Under the initiatives, healthcare facilities in those communities would be limited from charging patients more than 15 percent above the actual cost of providing care. If a healthcare facility exceeds 15 percent, it will be penalized and must refund the difference to the payer. Workers say the measure will make healthcare more affordable for patients, and encourage healthcare providers to invest more in improving staffing levels, purchasing new medical equipment and making facility improvements.
Stanford University Medical Center charges 264 percent more than the statewide average to treat a patient for alcohol or drug abuse, 141 percent more to treat a patient with chest pain and 120 percent more to treat a patient with kidney failure, according to data from the state of California.
Stanford Health Care is organized as a not for profit system, yet reported operating profits last year of $234 million and reserves of more than $700 million, raising further questions regarding why Stanford University Medical Center is charging some of the highest prices in the state.

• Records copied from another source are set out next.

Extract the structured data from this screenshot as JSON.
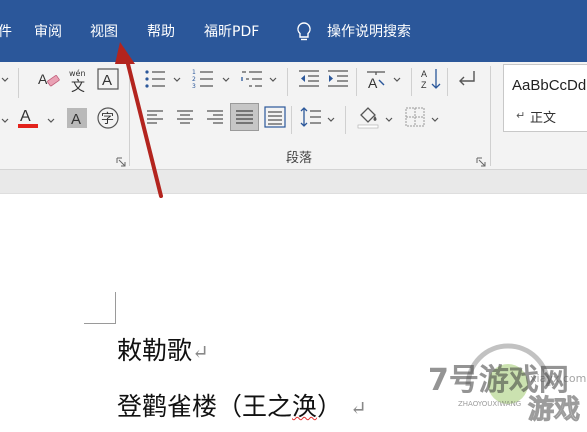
{
  "menu": {
    "items": [
      "件",
      "审阅",
      "视图",
      "帮助",
      "福昕PDF"
    ],
    "tell_me": "操作说明搜索"
  },
  "ribbon": {
    "paragraph_group_label": "段落",
    "style_sample": "AaBbCcDd",
    "style_name": "正文",
    "phonetic_top": "wén",
    "phonetic_char": "文",
    "charborder_char": "A",
    "enclose_char": "字"
  },
  "document": {
    "line1": "敕勒歌",
    "line2_text": "登鹳雀楼（王之",
    "line2_squiggle": "涣",
    "line2_tail": "）",
    "para_mark": "↵"
  },
  "watermark": {
    "brand": "7号游戏网",
    "pinyin": "ZHAOYOUXIWANG",
    "site": "xiayx.com",
    "word": "游戏"
  },
  "colors": {
    "menubar": "#2b579a",
    "ribbon": "#f3f3f3",
    "font_color_bar": "#e3221b",
    "arrow": "#b3241e"
  }
}
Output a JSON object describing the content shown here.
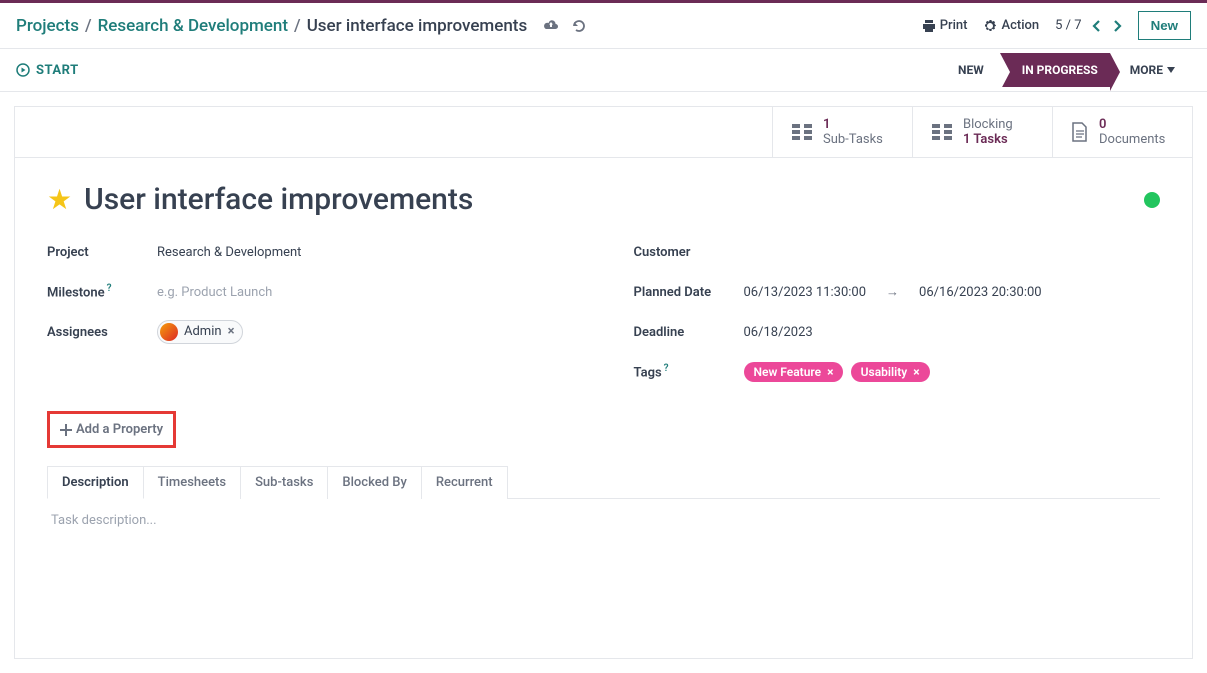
{
  "breadcrumbs": {
    "root": "Projects",
    "parent": "Research & Development",
    "current": "User interface improvements"
  },
  "top": {
    "print": "Print",
    "action": "Action",
    "pager": "5 / 7",
    "new": "New"
  },
  "statusbar": {
    "start": "START",
    "stage_new": "NEW",
    "stage_progress": "IN PROGRESS",
    "more": "MORE"
  },
  "statboxes": {
    "subtasks_count": "1",
    "subtasks_label": "Sub-Tasks",
    "blocking_label": "Blocking",
    "blocking_count": "1 Tasks",
    "documents_count": "0",
    "documents_label": "Documents"
  },
  "task": {
    "title": "User interface improvements",
    "project_label": "Project",
    "project_value": "Research & Development",
    "milestone_label": "Milestone",
    "milestone_placeholder": "e.g. Product Launch",
    "assignees_label": "Assignees",
    "assignee_name": "Admin",
    "customer_label": "Customer",
    "planned_label": "Planned Date",
    "planned_start": "06/13/2023 11:30:00",
    "planned_end": "06/16/2023 20:30:00",
    "deadline_label": "Deadline",
    "deadline_value": "06/18/2023",
    "tags_label": "Tags",
    "tag1": "New Feature",
    "tag2": "Usability",
    "add_property": "Add a Property"
  },
  "tabs": {
    "description": "Description",
    "timesheets": "Timesheets",
    "subtasks": "Sub-tasks",
    "blockedby": "Blocked By",
    "recurrent": "Recurrent",
    "description_placeholder": "Task description..."
  }
}
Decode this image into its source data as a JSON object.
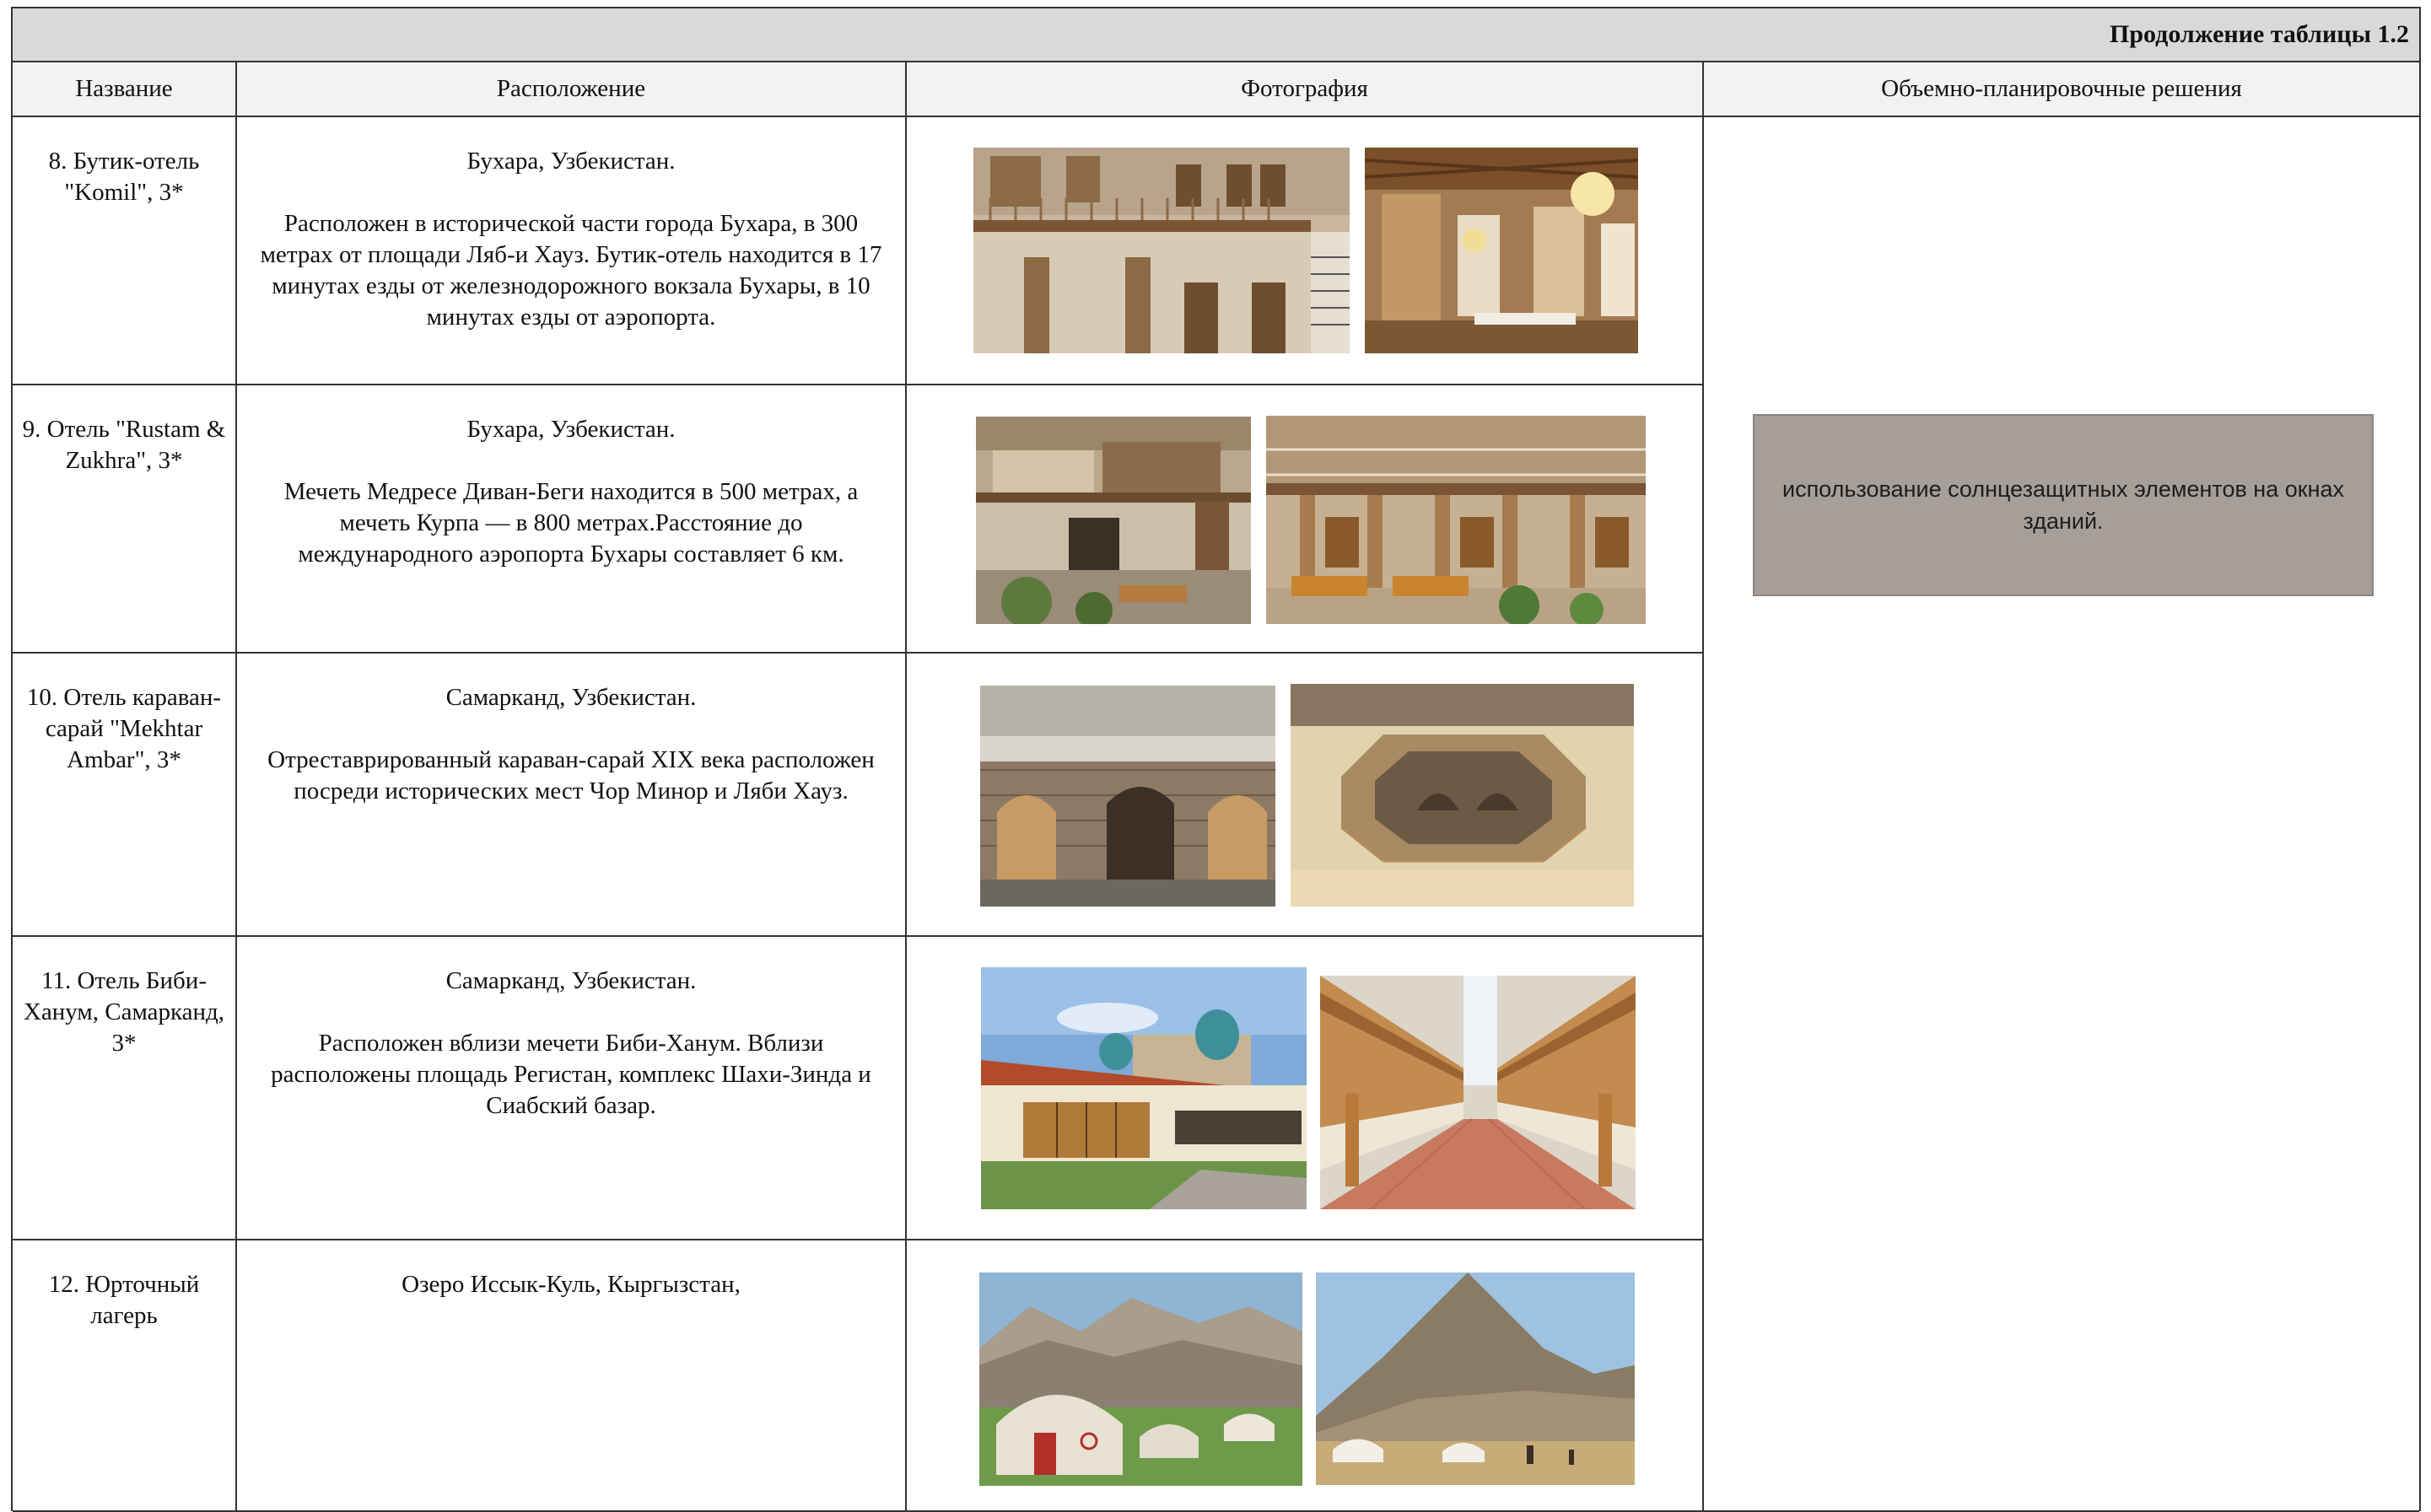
{
  "table_caption": "Продолжение таблицы 1.2",
  "columns": [
    "Название",
    "Расположение",
    "Фотография",
    "Объемно-планировочные решения"
  ],
  "rows": [
    {
      "name": "8. Бутик-отель \"Komil\", 3*",
      "location_city": "Бухара, Узбекистан.",
      "location_desc": "Расположен в исторической части города Бухара, в 300 метрах от площади Ляб-и Хауз. Бутик-отель находится в 17 минутах езды от железнодорожного вокзала Бухары, в 10 минутах езды от аэропорта.",
      "photos": [
        "courtyard-balconies-photo",
        "ornate-dining-hall-photo"
      ]
    },
    {
      "name": "9. Отель \"Rustam & Zukhra\", 3*",
      "location_city": "Бухара, Узбекистан.",
      "location_desc": "Мечеть Медресе Диван-Беги находится в 500 метрах, а мечеть Курпа — в 800 метрах.Расстояние до международного аэропорта Бухары составляет 6 км.",
      "photos": [
        "courtyard-stairs-photo",
        "courtyard-terrace-photo"
      ]
    },
    {
      "name": "10. Отель караван-сарай \"Mekhtar Ambar\", 3*",
      "location_city": "Самарканд, Узбекистан.",
      "location_desc": "Отреставрированный караван-сарай XIX века расположен посреди исторических мест Чор Минор и Ляби Хауз.",
      "photos": [
        "brick-courtyard-photo",
        "octagonal-courtyard-photo"
      ]
    },
    {
      "name": "11. Отель Биби-Ханум, Самарканд, 3*",
      "location_city": "Самарканд, Узбекистан.",
      "location_desc": "Расположен вблизи мечети Биби-Ханум. Вблизи расположены площадь Регистан, комплекс Шахи-Зинда и Сиабский базар.",
      "photos": [
        "hotel-facade-domes-photo",
        "gallery-courtyard-photo"
      ]
    },
    {
      "name": "12. Юрточный лагерь",
      "location_city": "Озеро Иссык-Куль, Кыргызстан,",
      "location_desc": "",
      "photos": [
        "yurts-rocks-photo",
        "yurts-mountain-photo"
      ]
    }
  ],
  "decision_note": "использование солнцезащитных элементов на окнах зданий."
}
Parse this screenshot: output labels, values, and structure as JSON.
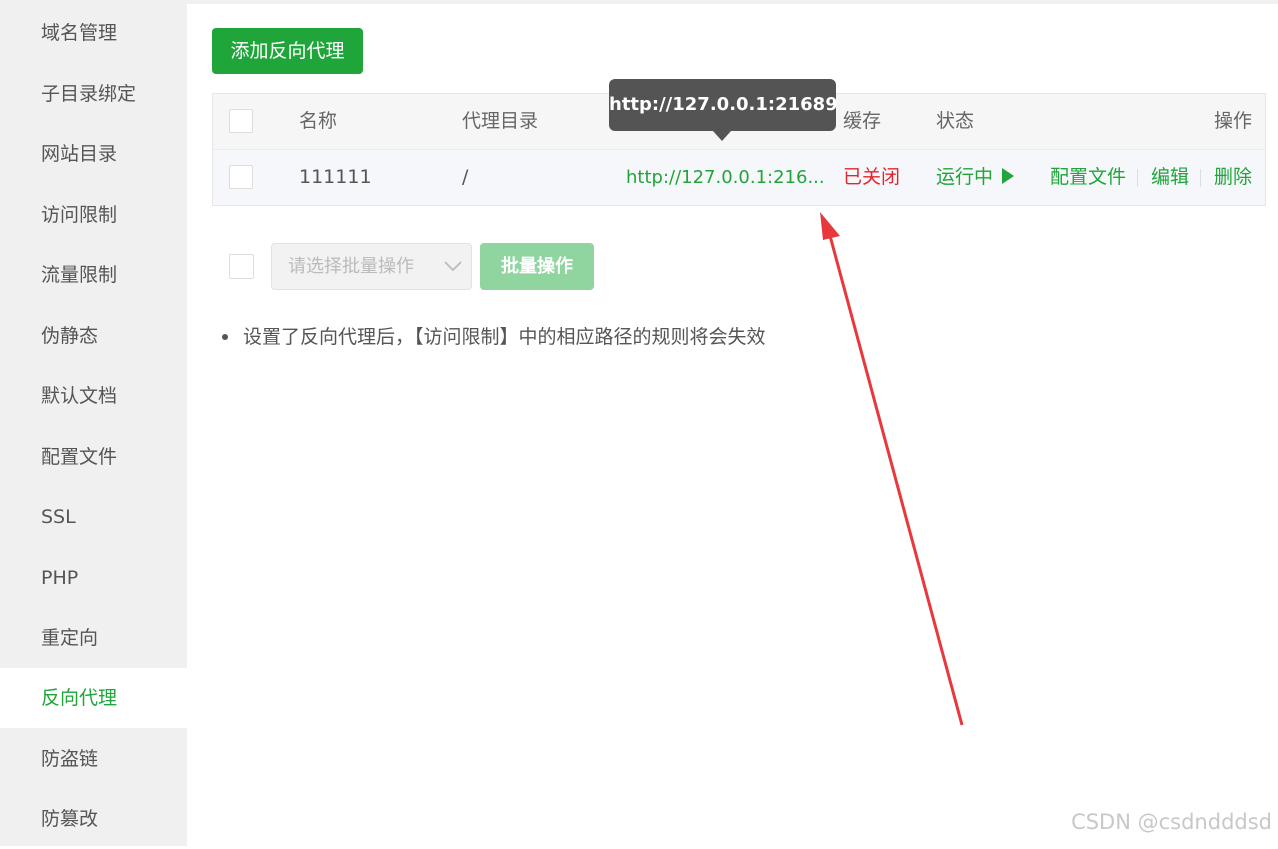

More than 1,800 Stanford University Medical Center employees are members of SEIU-UHW.
Paid for by Service Employees International Union United Healthcare Workers West Political Issues Committee, 560 Thomas L. Berkley Way, Oakland, CA 94612.